Many sports teams now incorporate mindfulness into their training as a way to better harmonize their playing.
Here’s the bottom line: While you shouldn’t believe everything you hear about mindfulness, there are payoffs from a meditation habit.
Think of mindfulness as a way to enhance certain kinds of mental fitness, just as regular workouts at the gym build physical fitness.

The orginal article.

Summary of “Jimmy Iovine: Apple Music ‘Not Even Close’ to Success With Streaming”

“I don’t believe that what exists right now is enough.” Jimmy Iovine, who runs Apple Music – originally Beats, the music service and electronics business that he and co-founder Dr. Dre sold to Apple for $3 billion in 2014 – is on a tear about the deficiencies of streaming services, ­including his own.
Apple Music tells Billboard that it now counts well over 30 million ­paying ­subscribers, helping fuel a 17 percent revenue jump for the U.S. recorded-music business in the first half of 2017 over the same period a year ago, according to the RIAA. Meanwhile, Goldman Sachs issued a report in August predicting that ­subscription streaming would drive the global record business to nearly triple to $41 billion by 2030.
The veteran record executive – who got his start sweeping out recording studios, later produced hit records for acts from Bruce Springsteen to U2, and then co-founded Interscope Records, which he ran until 2014 – is working to crack what he sees as the music industry’s biggest challenge: how to inject enough “Soul” into subscription streaming services so that fans will pay $10 a month instead of listening to their tunes on free services, which are also growing fast.
To do it, he’s relying on BBC Radio 1 ­veteran Zane Lowe, now creative ­director and L.A. anchor for Apple Music’s free radio service Beats 1, and Apple Music head of content Larry Jackson, a former A&R ­executive at Interscope and other labels.
Apple, which has about 800 million iTunes ­customers around the world, has more levers to pull: The company recently started promoting Apple Music ­subscriptions more heavily through ads and on its iTunes Store, where it began selling 99-cent singles in 2003.
The trio is also hoping for changes to the way Billboard ­calculates its charts – where a free stream on YouTube counts equally to a paid stream on Apple Music – which could ­incentivize artists and labels to promote their music on higher-paying platforms, rather than racking up free streams to win the No. 1 slot.
Can Apple do more to drive customers to Apple Music?
Everybody likes Apple Music and wants it to ­happen.

The orginal article.

Summary of “When you split the brain, do you split the person?”

In so-called ‘split-brain’ patients, the corpus callosum – the highway for communication between the left and the right cerebral hemispheres – is surgically severed to halt otherwise intractable epilepsy.
What happens to the person?

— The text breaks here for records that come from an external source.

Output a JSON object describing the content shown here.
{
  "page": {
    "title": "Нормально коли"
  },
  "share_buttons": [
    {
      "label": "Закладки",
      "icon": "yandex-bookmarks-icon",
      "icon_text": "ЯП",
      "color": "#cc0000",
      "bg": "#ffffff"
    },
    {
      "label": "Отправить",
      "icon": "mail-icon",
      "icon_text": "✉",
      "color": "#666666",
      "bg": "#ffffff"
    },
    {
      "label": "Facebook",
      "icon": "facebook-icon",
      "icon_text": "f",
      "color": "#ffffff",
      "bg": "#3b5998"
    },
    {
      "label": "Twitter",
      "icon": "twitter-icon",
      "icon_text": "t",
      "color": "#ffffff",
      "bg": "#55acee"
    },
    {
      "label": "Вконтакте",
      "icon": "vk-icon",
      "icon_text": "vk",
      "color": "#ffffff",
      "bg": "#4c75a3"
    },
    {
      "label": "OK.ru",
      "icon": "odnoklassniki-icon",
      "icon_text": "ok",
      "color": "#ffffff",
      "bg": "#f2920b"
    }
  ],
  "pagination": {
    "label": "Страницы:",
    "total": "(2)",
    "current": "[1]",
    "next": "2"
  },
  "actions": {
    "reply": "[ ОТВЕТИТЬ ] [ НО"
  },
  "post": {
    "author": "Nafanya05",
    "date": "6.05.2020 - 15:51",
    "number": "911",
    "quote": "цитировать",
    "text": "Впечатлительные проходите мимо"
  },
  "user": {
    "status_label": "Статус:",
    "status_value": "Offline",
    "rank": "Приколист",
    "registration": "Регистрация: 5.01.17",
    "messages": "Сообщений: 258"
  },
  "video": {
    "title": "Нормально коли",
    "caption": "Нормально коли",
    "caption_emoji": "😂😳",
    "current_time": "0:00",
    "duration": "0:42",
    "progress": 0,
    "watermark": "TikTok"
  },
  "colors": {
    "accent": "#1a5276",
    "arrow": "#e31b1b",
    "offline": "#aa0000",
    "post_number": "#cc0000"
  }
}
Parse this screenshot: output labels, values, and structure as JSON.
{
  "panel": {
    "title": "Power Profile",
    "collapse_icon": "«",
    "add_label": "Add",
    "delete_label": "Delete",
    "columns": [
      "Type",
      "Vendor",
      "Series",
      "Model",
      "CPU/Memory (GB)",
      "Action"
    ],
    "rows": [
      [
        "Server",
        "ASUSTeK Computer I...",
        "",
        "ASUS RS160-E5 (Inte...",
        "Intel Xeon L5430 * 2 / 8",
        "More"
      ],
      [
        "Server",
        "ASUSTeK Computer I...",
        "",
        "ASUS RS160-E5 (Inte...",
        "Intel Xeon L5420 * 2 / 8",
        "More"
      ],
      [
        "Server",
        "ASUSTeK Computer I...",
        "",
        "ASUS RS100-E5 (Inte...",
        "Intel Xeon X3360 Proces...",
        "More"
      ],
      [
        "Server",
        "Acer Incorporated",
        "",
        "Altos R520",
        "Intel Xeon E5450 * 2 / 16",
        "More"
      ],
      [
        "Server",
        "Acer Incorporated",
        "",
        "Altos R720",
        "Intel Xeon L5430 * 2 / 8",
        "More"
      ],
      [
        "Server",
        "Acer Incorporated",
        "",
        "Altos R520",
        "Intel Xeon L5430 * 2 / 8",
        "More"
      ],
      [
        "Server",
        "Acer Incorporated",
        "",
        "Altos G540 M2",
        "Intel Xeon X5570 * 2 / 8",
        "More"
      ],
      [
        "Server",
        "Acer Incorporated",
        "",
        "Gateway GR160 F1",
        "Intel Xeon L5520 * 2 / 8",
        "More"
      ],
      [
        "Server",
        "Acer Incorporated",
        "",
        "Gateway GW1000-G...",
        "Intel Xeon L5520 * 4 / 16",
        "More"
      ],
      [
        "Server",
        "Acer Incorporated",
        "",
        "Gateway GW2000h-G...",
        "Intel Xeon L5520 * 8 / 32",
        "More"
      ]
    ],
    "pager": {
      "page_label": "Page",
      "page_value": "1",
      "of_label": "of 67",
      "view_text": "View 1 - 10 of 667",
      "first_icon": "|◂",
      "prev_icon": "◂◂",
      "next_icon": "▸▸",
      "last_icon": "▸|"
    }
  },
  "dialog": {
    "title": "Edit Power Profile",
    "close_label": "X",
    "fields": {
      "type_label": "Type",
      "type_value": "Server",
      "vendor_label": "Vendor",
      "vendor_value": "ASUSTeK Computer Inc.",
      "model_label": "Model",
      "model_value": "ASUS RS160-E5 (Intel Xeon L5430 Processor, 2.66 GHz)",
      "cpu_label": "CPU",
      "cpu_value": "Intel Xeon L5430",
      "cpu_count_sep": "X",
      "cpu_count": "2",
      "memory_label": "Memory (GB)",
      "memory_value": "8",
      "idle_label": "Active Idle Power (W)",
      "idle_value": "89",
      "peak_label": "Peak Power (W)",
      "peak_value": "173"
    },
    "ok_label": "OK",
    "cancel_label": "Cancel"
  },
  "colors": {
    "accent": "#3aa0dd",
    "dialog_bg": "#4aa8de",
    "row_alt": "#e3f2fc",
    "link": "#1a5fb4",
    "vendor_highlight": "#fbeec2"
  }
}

If the parts are no longer synchronised, does the brain still produce one person? The neuroscientists Roger Sperry and Michael Gazzaniga set out to investigate this issue in the 1960s and ’70s, and found astonishing data suggesting that when you split the brain, you split the person as well.
If you fixated on one point, then everything to the left of that point was processed by the right hemisphere, and everything to the right of your fixation point was processed by the left hemisphere.
The left hemisphere controlled the right side of the body and language output, while the right hemisphere controlled the left side of the body.
If you split the person when you split the brain, that leaves little room for an immaterial soul.
To try to get to the bottom of things, my team at the University of Amsterdam re-visited this fundamental issue by testing two split-brain patients, evaluating whether they could respond accurately to objects in the left visual field while also responding verbally or with the right hand.
When a stimulus appeared in the left visual field, the patient was better at indicating its visual properties, and when a stimulus appeared in the right visual field, he was better at verbally labelling it.
You split the brain into two halves, and yet you still have only one person.

The orginal article.